Collected data entries.
▬▬▬
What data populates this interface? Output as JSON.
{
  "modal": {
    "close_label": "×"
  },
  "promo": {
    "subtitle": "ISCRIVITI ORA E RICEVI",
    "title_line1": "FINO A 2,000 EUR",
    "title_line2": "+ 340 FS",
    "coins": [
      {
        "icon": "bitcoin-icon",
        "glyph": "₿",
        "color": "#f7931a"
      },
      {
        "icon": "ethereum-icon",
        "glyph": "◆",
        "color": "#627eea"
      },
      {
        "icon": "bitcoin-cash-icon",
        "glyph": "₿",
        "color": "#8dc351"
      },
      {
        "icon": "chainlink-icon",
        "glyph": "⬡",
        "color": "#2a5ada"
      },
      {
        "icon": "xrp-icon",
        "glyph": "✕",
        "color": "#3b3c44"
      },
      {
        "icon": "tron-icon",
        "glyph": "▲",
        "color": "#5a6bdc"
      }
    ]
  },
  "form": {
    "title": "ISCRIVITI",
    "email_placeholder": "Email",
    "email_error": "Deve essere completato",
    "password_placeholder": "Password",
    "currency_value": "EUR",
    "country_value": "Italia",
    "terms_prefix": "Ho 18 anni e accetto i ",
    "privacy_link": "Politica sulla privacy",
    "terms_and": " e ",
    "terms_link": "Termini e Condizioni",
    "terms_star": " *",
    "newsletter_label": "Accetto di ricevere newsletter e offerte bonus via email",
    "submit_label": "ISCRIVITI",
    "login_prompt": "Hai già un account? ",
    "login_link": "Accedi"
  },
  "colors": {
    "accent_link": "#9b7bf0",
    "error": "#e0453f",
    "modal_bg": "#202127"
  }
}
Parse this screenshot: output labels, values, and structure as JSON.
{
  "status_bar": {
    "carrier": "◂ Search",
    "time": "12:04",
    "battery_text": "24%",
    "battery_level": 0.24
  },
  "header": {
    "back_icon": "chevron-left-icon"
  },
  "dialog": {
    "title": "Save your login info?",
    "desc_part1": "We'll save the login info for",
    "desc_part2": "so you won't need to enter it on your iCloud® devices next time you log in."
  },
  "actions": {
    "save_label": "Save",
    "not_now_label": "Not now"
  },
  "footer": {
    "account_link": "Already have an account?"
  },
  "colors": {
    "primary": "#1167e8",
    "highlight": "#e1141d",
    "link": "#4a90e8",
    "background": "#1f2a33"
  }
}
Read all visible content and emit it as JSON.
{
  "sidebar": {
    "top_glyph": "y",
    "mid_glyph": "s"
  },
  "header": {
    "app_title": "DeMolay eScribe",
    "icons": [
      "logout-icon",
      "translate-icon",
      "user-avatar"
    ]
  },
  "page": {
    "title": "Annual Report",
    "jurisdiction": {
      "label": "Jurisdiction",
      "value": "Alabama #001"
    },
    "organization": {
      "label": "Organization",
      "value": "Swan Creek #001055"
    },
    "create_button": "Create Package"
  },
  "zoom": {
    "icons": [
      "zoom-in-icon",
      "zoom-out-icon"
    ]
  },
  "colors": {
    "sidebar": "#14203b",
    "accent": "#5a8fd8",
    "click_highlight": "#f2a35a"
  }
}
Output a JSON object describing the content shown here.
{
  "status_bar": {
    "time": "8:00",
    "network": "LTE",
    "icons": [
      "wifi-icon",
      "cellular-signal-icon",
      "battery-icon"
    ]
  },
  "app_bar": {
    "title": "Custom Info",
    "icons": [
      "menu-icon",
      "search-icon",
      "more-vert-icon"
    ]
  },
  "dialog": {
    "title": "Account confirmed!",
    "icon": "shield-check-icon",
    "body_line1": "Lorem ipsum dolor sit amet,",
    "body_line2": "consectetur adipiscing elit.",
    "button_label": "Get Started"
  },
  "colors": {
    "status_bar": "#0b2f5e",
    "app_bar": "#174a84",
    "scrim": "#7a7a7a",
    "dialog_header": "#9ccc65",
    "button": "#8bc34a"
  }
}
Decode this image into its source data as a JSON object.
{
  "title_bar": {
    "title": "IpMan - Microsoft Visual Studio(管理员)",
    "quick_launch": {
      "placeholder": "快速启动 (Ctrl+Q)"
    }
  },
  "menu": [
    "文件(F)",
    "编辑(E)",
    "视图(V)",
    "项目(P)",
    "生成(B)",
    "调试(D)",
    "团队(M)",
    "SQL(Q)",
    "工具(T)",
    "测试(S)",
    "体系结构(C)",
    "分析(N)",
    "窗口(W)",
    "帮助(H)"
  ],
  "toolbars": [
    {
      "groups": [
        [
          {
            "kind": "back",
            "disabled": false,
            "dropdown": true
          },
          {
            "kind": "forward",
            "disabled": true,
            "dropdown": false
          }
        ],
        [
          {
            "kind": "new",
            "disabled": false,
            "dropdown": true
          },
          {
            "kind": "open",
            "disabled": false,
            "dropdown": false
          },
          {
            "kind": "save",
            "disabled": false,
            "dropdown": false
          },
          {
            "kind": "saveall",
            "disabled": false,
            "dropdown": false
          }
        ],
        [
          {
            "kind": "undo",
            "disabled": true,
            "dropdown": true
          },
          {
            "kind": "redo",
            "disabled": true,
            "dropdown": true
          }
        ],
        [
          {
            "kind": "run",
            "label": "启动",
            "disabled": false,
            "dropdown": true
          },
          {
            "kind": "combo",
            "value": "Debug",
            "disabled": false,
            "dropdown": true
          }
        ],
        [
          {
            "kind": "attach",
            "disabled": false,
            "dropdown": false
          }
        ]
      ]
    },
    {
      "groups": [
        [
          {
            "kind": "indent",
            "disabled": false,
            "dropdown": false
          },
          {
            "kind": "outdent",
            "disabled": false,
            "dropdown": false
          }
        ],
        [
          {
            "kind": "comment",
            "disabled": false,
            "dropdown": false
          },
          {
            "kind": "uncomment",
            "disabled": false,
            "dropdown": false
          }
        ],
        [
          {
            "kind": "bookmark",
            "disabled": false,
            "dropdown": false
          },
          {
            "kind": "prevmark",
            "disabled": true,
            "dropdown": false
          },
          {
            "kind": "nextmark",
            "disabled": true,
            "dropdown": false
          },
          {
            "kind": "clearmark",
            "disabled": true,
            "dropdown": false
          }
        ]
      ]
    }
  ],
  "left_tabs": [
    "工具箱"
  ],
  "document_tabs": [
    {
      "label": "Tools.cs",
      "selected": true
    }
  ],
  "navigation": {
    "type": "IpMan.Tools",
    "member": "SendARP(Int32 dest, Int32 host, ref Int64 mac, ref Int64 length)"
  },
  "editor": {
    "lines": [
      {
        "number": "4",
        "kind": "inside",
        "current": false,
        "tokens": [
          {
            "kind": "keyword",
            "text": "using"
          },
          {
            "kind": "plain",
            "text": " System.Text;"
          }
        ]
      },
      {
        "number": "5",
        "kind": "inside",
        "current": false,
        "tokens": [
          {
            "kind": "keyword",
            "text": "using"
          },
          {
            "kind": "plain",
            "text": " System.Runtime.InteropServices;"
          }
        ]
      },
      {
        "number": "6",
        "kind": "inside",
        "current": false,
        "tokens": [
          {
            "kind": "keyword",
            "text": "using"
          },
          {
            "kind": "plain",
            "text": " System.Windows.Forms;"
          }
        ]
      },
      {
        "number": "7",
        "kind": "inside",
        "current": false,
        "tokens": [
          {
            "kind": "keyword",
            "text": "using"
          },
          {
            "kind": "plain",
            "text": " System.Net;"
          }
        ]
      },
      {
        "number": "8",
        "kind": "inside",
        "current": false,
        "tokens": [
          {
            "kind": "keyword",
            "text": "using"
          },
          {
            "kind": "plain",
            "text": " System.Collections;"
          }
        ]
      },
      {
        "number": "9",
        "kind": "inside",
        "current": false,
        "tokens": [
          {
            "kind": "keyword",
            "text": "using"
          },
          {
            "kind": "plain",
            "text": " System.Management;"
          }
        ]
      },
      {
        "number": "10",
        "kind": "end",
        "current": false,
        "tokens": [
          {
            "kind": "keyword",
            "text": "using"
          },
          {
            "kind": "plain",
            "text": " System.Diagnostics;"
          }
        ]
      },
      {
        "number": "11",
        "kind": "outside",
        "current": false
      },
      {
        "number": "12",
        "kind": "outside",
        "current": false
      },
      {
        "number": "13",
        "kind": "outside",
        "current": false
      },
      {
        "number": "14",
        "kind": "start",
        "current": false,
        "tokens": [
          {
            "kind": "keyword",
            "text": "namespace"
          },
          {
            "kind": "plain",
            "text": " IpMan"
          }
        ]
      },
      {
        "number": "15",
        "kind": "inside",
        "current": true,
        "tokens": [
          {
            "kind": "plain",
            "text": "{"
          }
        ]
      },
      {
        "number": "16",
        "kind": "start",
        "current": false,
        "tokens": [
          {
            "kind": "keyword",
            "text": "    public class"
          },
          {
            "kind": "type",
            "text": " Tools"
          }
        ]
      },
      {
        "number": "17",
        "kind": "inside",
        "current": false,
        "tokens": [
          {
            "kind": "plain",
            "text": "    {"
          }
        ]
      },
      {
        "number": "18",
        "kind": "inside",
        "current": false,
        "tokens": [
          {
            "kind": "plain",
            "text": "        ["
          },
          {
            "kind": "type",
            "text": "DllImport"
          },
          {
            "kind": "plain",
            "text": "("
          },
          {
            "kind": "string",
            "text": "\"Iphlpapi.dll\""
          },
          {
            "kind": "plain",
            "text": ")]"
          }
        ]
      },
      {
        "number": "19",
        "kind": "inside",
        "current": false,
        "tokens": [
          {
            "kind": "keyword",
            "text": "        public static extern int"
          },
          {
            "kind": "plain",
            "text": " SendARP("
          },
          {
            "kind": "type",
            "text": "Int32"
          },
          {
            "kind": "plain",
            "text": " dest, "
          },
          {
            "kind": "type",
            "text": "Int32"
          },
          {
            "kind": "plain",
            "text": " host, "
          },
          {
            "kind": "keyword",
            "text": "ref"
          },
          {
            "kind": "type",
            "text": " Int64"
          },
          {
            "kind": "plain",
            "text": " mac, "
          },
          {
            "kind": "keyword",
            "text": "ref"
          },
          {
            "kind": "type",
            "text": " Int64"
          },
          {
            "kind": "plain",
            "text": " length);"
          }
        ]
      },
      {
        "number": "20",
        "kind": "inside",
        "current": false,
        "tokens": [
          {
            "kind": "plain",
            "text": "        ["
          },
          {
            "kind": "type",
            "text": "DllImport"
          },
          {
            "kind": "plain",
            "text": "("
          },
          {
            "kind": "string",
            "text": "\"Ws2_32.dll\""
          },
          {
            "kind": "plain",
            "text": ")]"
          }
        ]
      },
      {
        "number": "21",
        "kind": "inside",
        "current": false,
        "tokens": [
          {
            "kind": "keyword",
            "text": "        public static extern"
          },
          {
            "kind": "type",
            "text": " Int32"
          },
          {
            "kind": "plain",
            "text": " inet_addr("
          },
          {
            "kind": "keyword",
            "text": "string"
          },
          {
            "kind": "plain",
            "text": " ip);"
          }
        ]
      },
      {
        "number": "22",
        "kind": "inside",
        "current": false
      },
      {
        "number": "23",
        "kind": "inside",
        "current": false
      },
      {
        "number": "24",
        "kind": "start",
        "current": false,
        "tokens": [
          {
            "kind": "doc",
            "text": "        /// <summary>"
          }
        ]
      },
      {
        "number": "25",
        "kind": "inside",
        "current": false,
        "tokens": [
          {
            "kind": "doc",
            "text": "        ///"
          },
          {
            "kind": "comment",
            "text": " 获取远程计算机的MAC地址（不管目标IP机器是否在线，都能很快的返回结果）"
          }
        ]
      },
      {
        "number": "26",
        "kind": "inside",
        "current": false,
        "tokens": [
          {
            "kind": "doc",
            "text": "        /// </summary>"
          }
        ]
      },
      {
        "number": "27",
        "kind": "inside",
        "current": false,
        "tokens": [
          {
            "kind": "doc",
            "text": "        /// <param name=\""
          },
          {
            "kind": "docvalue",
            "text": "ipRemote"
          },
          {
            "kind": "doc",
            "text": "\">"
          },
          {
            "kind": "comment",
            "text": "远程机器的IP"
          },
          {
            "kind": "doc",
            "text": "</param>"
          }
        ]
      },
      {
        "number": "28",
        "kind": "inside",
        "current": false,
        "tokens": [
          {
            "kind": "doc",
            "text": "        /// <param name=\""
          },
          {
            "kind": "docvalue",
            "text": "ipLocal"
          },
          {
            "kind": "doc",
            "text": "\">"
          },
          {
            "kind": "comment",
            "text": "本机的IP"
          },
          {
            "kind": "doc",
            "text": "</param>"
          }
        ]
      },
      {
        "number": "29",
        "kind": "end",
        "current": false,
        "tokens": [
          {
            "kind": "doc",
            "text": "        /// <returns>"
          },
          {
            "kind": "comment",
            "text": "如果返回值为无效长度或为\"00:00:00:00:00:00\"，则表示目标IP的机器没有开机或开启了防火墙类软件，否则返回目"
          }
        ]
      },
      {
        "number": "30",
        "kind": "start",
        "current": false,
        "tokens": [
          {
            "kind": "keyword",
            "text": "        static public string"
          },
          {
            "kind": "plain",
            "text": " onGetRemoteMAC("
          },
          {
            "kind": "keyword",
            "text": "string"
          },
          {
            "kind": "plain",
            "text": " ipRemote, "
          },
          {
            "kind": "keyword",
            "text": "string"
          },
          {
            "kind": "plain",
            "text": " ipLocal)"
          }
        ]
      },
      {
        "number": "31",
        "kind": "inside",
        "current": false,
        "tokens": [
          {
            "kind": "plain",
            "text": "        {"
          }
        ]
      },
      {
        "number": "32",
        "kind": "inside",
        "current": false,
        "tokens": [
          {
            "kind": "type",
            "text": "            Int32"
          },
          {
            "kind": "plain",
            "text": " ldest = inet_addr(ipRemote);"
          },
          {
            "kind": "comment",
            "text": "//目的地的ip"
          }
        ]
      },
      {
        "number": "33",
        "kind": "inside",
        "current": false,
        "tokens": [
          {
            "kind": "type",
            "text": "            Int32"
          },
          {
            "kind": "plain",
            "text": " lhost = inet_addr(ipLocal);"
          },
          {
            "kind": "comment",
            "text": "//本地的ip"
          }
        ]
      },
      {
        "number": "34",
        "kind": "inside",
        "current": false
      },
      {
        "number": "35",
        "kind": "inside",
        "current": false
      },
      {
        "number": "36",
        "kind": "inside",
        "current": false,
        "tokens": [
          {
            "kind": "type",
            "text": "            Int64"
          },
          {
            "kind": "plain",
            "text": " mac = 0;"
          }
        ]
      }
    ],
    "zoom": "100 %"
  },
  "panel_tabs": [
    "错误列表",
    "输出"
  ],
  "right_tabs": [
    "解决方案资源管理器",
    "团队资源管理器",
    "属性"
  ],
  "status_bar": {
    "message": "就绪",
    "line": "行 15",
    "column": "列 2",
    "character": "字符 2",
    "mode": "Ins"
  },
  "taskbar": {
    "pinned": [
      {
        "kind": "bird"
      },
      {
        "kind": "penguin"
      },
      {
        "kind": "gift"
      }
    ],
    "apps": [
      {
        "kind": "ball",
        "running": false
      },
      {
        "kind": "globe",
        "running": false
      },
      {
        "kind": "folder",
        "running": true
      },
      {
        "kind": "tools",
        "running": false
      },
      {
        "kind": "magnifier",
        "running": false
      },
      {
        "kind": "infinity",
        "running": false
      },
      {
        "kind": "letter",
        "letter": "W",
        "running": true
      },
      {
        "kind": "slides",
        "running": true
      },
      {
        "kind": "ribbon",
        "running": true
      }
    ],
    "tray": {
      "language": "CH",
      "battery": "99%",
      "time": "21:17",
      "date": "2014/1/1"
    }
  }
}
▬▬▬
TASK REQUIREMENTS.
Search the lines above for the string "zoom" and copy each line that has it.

RESULT FOR THIS EXERCISE.
  "zoom": {
      "zoom-in-icon",
      "zoom-out-icon"
    "zoom": "100 %"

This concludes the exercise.